### Your instructions:
Whenever a line in this data holds the word "Management", report that line in full.

### Extracted information:

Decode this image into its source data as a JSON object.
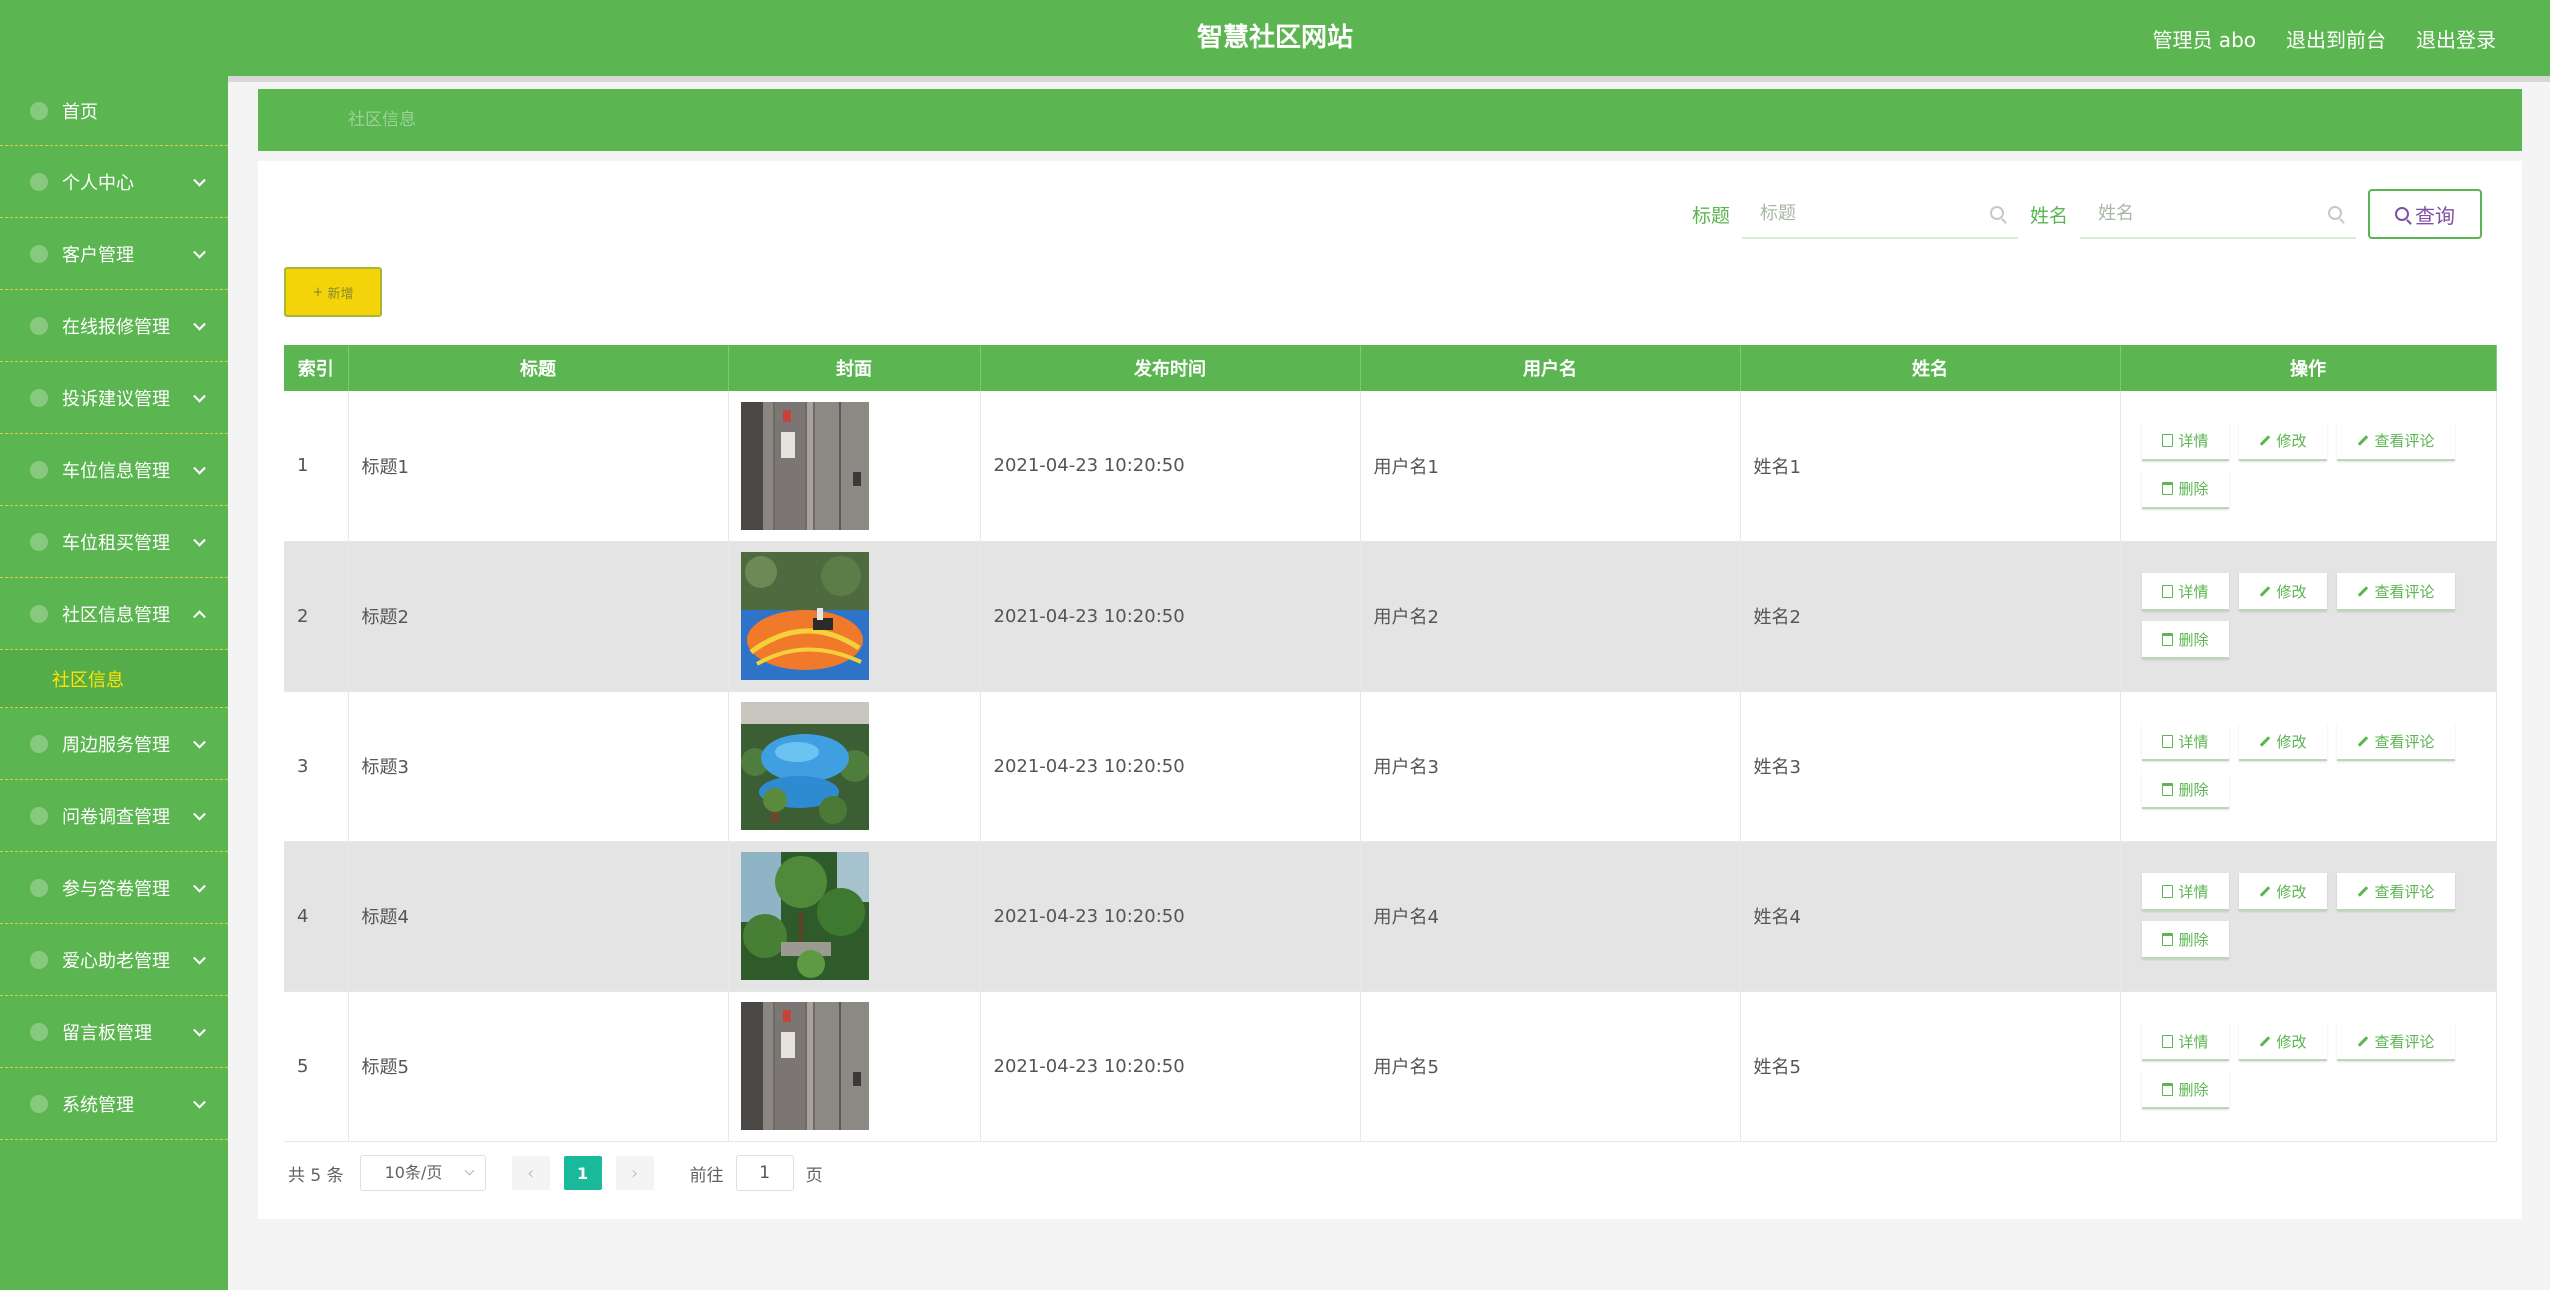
{
  "header": {
    "title": "智慧社区网站",
    "admin": "管理员 abo",
    "to_front": "退出到前台",
    "logout": "退出登录",
    "bg": "#5bb550"
  },
  "sidebar": {
    "items": [
      {
        "label": "首页",
        "icon": "home-icon",
        "expandable": false
      },
      {
        "label": "个人中心",
        "icon": "user-icon",
        "expandable": true
      },
      {
        "label": "客户管理",
        "icon": "customer-icon",
        "expandable": true
      },
      {
        "label": "在线报修管理",
        "icon": "repair-icon",
        "expandable": true
      },
      {
        "label": "投诉建议管理",
        "icon": "complaint-icon",
        "expandable": true
      },
      {
        "label": "车位信息管理",
        "icon": "parking-icon",
        "expandable": true
      },
      {
        "label": "车位租买管理",
        "icon": "rent-icon",
        "expandable": true
      },
      {
        "label": "社区信息管理",
        "icon": "community-icon",
        "expandable": true,
        "expanded": true,
        "sub": [
          "社区信息"
        ]
      },
      {
        "label": "周边服务管理",
        "icon": "service-icon",
        "expandable": true
      },
      {
        "label": "问卷调查管理",
        "icon": "survey-icon",
        "expandable": true
      },
      {
        "label": "参与答卷管理",
        "icon": "answer-icon",
        "expandable": true
      },
      {
        "label": "爱心助老管理",
        "icon": "heart-icon",
        "expandable": true
      },
      {
        "label": "留言板管理",
        "icon": "message-icon",
        "expandable": true
      },
      {
        "label": "系统管理",
        "icon": "system-icon",
        "expandable": true
      }
    ]
  },
  "breadcrumb": {
    "current": "社区信息"
  },
  "search": {
    "title_label": "标题",
    "title_placeholder": "标题",
    "name_label": "姓名",
    "name_placeholder": "姓名",
    "query_button": "查询"
  },
  "toolbar": {
    "add_label": "新增"
  },
  "table": {
    "headers": [
      "索引",
      "标题",
      "封面",
      "发布时间",
      "用户名",
      "姓名",
      "操作"
    ],
    "rows": [
      {
        "index": "1",
        "title": "标题1",
        "cover": "elevator",
        "time": "2021-04-23 10:20:50",
        "username": "用户名1",
        "name": "姓名1"
      },
      {
        "index": "2",
        "title": "标题2",
        "cover": "playground",
        "time": "2021-04-23 10:20:50",
        "username": "用户名2",
        "name": "姓名2"
      },
      {
        "index": "3",
        "title": "标题3",
        "cover": "pool",
        "time": "2021-04-23 10:20:50",
        "username": "用户名3",
        "name": "姓名3"
      },
      {
        "index": "4",
        "title": "标题4",
        "cover": "garden",
        "time": "2021-04-23 10:20:50",
        "username": "用户名4",
        "name": "姓名4"
      },
      {
        "index": "5",
        "title": "标题5",
        "cover": "elevator",
        "time": "2021-04-23 10:20:50",
        "username": "用户名5",
        "name": "姓名5"
      }
    ],
    "actions": {
      "detail": "详情",
      "edit": "修改",
      "comments": "查看评论",
      "delete": "删除"
    }
  },
  "pagination": {
    "total": "共 5 条",
    "page_size": "10条/页",
    "current_page": "1",
    "goto_prefix": "前往",
    "goto_value": "1",
    "goto_suffix": "页"
  }
}
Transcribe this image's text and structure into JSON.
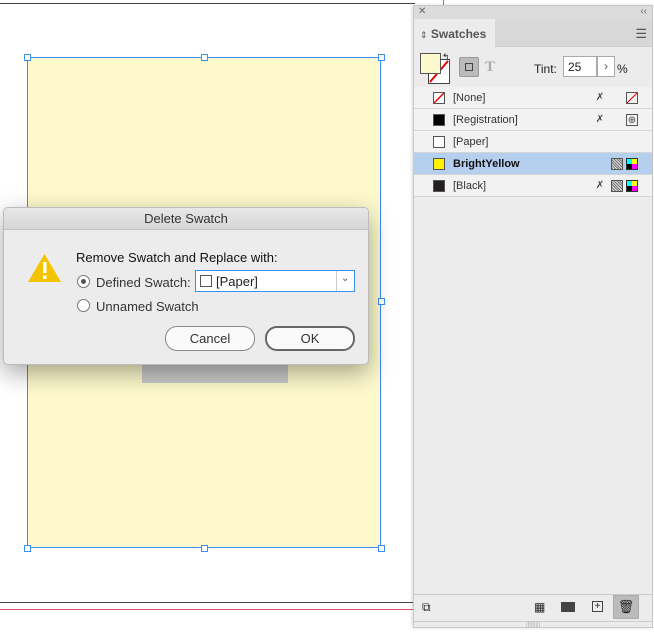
{
  "dialog": {
    "title": "Delete Swatch",
    "prompt": "Remove Swatch and Replace with:",
    "defined_label": "Defined Swatch:",
    "defined_value": "[Paper]",
    "unnamed_label": "Unnamed Swatch",
    "cancel": "Cancel",
    "ok": "OK"
  },
  "panel": {
    "tab": "Swatches",
    "tint_label": "Tint:",
    "tint_value": "25",
    "tint_unit": "%",
    "text_icon": "T",
    "swatches": [
      {
        "name": "[None]",
        "color": "none"
      },
      {
        "name": "[Registration]",
        "color": "#000000"
      },
      {
        "name": "[Paper]",
        "color": "#ffffff"
      },
      {
        "name": "BrightYellow",
        "color": "#fff200"
      },
      {
        "name": "[Black]",
        "color": "#231f20"
      }
    ]
  },
  "colors": {
    "frame_fill": "#fdf9cc",
    "selection": "#3a8ff0",
    "accent": "#b5d0ef"
  }
}
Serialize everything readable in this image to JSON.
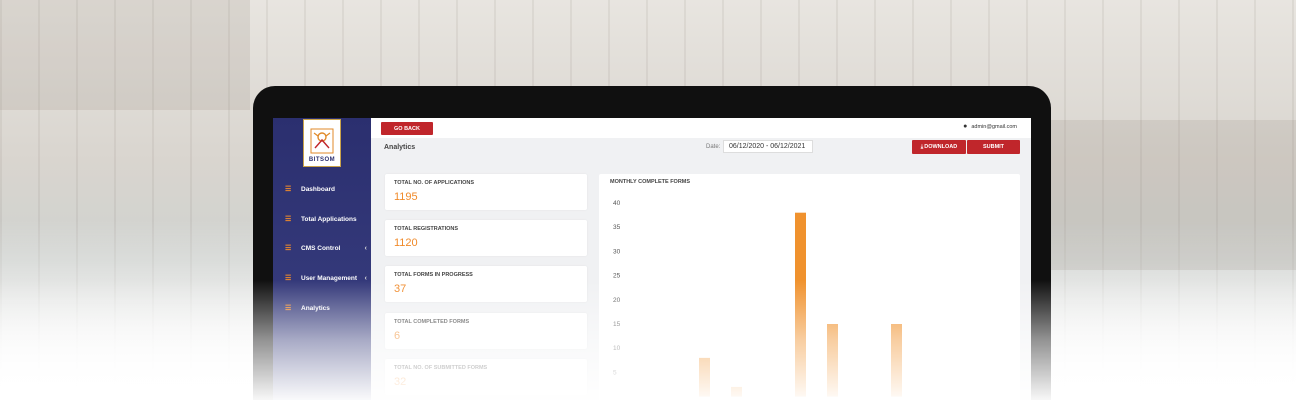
{
  "app": {
    "brand": "BITSOM"
  },
  "sidebar": {
    "items": [
      {
        "label": "Dashboard",
        "has_chevron": false
      },
      {
        "label": "Total Applications",
        "has_chevron": false
      },
      {
        "label": "CMS Control",
        "has_chevron": true
      },
      {
        "label": "User Management",
        "has_chevron": true
      },
      {
        "label": "Analytics",
        "has_chevron": false
      }
    ]
  },
  "header": {
    "go_back_label": "GO BACK",
    "user_email": "admin@gmail.com",
    "page_title": "Analytics",
    "date_label": "Date:",
    "date_range": "06/12/2020 - 06/12/2021",
    "download_label": "DOWNLOAD",
    "submit_label": "SUBMIT"
  },
  "stats": [
    {
      "label": "TOTAL NO. OF APPLICATIONS",
      "value": "1195"
    },
    {
      "label": "TOTAL REGISTRATIONS",
      "value": "1120"
    },
    {
      "label": "TOTAL FORMS IN PROGRESS",
      "value": "37"
    },
    {
      "label": "TOTAL COMPLETED FORMS",
      "value": "6"
    },
    {
      "label": "TOTAL NO. OF SUBMITTED FORMS",
      "value": "32"
    }
  ],
  "chart_data": {
    "type": "bar",
    "title": "MONTHLY COMPLETE FORMS",
    "yticks": [
      40,
      35,
      30,
      25,
      20,
      15,
      10,
      5
    ],
    "ylim": [
      0,
      40
    ],
    "values": [
      8,
      2,
      38,
      15,
      15
    ],
    "color": "#f0922e",
    "grid": false
  },
  "colors": {
    "accent": "#f08a2a",
    "brand_red": "#c0262b",
    "sidebar": "#2b2f6f"
  }
}
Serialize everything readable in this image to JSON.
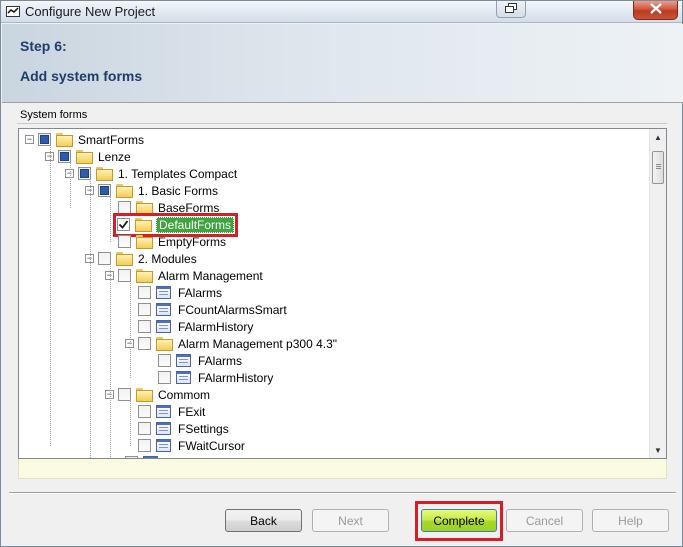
{
  "window": {
    "title": "Configure New Project",
    "icons": {
      "app": "app-icon",
      "restore": "restore-icon",
      "close": "close-icon"
    }
  },
  "header": {
    "step": "Step 6:",
    "subtitle": "Add system forms"
  },
  "group": {
    "label": "System forms"
  },
  "tree": {
    "nodes": [
      {
        "label": "SmartForms",
        "icon": "folder-icon",
        "check": "partial",
        "expander": "minus"
      },
      {
        "label": "Lenze",
        "icon": "folder-icon",
        "check": "partial",
        "expander": "minus"
      },
      {
        "label": "1. Templates Compact",
        "icon": "folder-icon",
        "check": "partial",
        "expander": "minus"
      },
      {
        "label": "1. Basic Forms",
        "icon": "folder-icon",
        "check": "partial",
        "expander": "minus"
      },
      {
        "label": "BaseForms",
        "icon": "folder-icon",
        "check": "unchecked"
      },
      {
        "label": "DefaultForms",
        "icon": "folder-open-icon",
        "check": "checked",
        "selected": true
      },
      {
        "label": "EmptyForms",
        "icon": "folder-icon",
        "check": "unchecked"
      },
      {
        "label": "2. Modules",
        "icon": "folder-icon",
        "check": "unchecked",
        "expander": "minus"
      },
      {
        "label": "Alarm Management",
        "icon": "folder-icon",
        "check": "unchecked",
        "expander": "minus"
      },
      {
        "label": "FAlarms",
        "icon": "form-icon",
        "check": "unchecked"
      },
      {
        "label": "FCountAlarmsSmart",
        "icon": "form-icon",
        "check": "unchecked"
      },
      {
        "label": "FAlarmHistory",
        "icon": "form-icon",
        "check": "unchecked"
      },
      {
        "label": "Alarm Management p300 4.3\"",
        "icon": "folder-icon",
        "check": "unchecked",
        "expander": "minus"
      },
      {
        "label": "FAlarms",
        "icon": "form-icon",
        "check": "unchecked"
      },
      {
        "label": "FAlarmHistory",
        "icon": "form-icon",
        "check": "unchecked"
      },
      {
        "label": "Commom",
        "icon": "folder-icon",
        "check": "unchecked",
        "expander": "minus"
      },
      {
        "label": "FExit",
        "icon": "form-icon",
        "check": "unchecked"
      },
      {
        "label": "FSettings",
        "icon": "form-icon",
        "check": "unchecked"
      },
      {
        "label": "FWaitCursor",
        "icon": "form-icon",
        "check": "unchecked"
      }
    ]
  },
  "buttons": {
    "back": "Back",
    "next": "Next",
    "complete": "Complete",
    "cancel": "Cancel",
    "help": "Help"
  },
  "colors": {
    "highlight_outline": "#d61e26",
    "selection": "#3fa33f",
    "header_text": "#1f3d6b"
  }
}
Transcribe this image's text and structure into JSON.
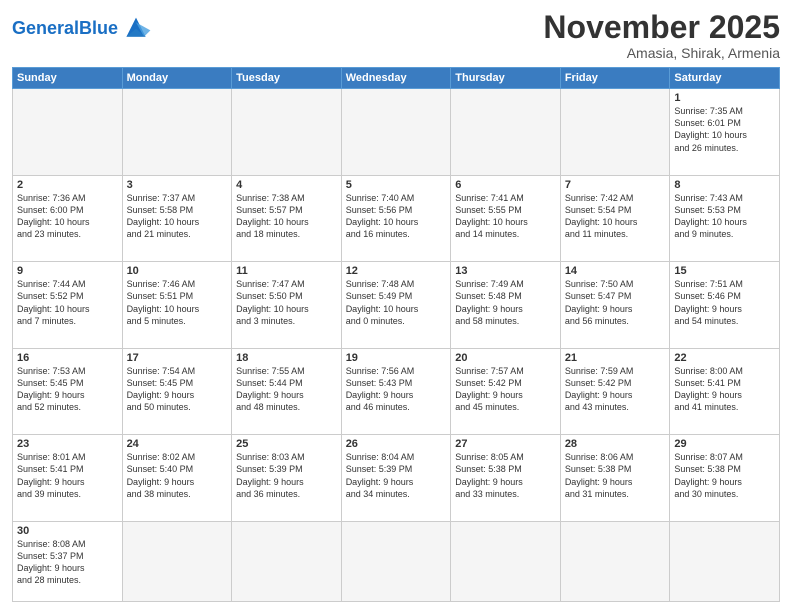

### Result:
        "label": "User Management",
        "label": "Alarm Management",
        "label": "Alarm Management p300 4.3\"",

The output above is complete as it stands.